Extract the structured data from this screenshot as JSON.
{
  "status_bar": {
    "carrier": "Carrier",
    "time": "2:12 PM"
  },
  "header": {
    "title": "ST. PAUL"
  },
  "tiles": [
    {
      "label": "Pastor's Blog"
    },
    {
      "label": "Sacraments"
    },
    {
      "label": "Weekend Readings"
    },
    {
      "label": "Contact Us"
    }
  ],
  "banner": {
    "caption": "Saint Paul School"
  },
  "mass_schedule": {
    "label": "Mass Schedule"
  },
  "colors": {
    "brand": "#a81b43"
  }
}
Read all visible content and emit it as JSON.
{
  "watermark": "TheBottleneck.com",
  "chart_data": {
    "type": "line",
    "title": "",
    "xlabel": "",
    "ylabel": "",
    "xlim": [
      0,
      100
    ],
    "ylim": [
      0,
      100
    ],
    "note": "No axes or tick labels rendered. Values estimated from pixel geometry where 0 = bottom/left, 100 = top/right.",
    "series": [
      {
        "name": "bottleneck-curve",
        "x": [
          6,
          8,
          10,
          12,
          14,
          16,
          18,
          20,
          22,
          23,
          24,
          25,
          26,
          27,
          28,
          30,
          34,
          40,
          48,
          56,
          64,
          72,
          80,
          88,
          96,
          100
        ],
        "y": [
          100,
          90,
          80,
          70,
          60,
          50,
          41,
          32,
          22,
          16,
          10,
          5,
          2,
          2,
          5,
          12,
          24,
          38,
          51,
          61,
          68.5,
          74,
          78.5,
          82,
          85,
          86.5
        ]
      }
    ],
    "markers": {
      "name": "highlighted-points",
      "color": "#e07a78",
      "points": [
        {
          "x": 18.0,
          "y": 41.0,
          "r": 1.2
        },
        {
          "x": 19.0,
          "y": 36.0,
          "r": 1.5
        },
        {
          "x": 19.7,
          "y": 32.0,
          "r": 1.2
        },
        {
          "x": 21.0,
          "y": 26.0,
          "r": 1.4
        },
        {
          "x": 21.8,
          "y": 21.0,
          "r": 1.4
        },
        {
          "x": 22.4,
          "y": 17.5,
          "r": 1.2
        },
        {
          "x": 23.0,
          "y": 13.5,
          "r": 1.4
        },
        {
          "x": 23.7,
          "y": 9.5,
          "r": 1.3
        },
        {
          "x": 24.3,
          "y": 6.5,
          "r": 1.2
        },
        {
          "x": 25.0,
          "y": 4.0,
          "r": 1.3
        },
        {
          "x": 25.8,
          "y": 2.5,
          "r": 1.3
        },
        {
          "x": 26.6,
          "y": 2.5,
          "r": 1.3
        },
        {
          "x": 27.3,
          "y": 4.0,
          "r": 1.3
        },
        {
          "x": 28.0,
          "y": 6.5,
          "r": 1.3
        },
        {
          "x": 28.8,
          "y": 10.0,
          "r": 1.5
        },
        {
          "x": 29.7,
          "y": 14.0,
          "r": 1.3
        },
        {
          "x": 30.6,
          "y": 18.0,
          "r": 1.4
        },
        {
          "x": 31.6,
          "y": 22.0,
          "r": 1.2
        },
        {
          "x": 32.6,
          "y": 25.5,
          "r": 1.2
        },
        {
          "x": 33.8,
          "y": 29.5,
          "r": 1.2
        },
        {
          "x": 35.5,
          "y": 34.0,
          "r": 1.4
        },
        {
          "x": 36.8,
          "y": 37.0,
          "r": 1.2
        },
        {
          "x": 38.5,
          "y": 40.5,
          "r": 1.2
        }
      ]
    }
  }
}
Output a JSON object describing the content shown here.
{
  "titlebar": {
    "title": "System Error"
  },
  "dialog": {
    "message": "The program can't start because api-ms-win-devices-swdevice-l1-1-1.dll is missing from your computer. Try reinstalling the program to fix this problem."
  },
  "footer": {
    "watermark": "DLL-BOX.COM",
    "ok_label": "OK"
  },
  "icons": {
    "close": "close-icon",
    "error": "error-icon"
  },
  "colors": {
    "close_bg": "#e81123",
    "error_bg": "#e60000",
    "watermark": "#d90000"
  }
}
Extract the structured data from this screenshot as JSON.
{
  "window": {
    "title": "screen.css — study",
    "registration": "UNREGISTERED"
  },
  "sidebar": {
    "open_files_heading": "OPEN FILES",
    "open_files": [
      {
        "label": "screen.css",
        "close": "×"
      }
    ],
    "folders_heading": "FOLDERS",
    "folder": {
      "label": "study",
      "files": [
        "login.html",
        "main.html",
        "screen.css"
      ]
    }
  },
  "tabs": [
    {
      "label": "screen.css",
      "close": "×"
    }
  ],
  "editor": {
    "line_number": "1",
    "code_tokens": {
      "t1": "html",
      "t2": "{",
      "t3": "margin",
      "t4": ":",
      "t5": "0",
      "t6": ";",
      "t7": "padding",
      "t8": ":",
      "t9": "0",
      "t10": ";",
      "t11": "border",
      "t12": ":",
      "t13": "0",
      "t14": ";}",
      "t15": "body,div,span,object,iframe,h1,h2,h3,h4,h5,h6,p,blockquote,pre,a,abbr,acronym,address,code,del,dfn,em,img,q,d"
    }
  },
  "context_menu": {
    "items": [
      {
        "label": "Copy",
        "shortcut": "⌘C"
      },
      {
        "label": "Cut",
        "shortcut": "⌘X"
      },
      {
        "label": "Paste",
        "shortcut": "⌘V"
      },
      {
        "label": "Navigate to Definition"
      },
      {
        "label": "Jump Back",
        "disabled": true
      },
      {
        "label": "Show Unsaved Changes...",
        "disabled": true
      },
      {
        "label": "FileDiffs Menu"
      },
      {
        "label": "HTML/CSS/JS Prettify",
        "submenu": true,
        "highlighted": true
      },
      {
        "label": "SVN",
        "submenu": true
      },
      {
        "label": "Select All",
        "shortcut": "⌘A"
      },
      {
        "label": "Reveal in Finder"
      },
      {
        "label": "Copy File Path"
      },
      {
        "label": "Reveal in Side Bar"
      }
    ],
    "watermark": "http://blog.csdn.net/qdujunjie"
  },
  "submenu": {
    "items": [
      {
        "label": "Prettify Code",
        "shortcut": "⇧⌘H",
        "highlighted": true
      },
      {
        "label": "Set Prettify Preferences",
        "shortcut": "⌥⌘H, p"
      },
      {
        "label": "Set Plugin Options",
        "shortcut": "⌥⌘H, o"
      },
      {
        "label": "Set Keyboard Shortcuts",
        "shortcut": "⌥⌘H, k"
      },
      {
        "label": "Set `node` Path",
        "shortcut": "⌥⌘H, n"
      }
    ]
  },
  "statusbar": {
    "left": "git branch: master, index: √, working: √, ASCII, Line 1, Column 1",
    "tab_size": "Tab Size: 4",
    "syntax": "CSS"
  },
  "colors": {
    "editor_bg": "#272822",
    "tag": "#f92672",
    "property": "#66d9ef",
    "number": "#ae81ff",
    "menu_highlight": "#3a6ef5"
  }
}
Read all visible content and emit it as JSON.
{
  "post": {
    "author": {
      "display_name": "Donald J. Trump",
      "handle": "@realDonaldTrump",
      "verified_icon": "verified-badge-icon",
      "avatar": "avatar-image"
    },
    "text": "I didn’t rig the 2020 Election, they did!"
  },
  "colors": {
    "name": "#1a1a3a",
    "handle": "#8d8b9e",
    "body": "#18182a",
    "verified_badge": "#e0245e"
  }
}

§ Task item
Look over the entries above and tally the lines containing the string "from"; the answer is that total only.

§ Task output
4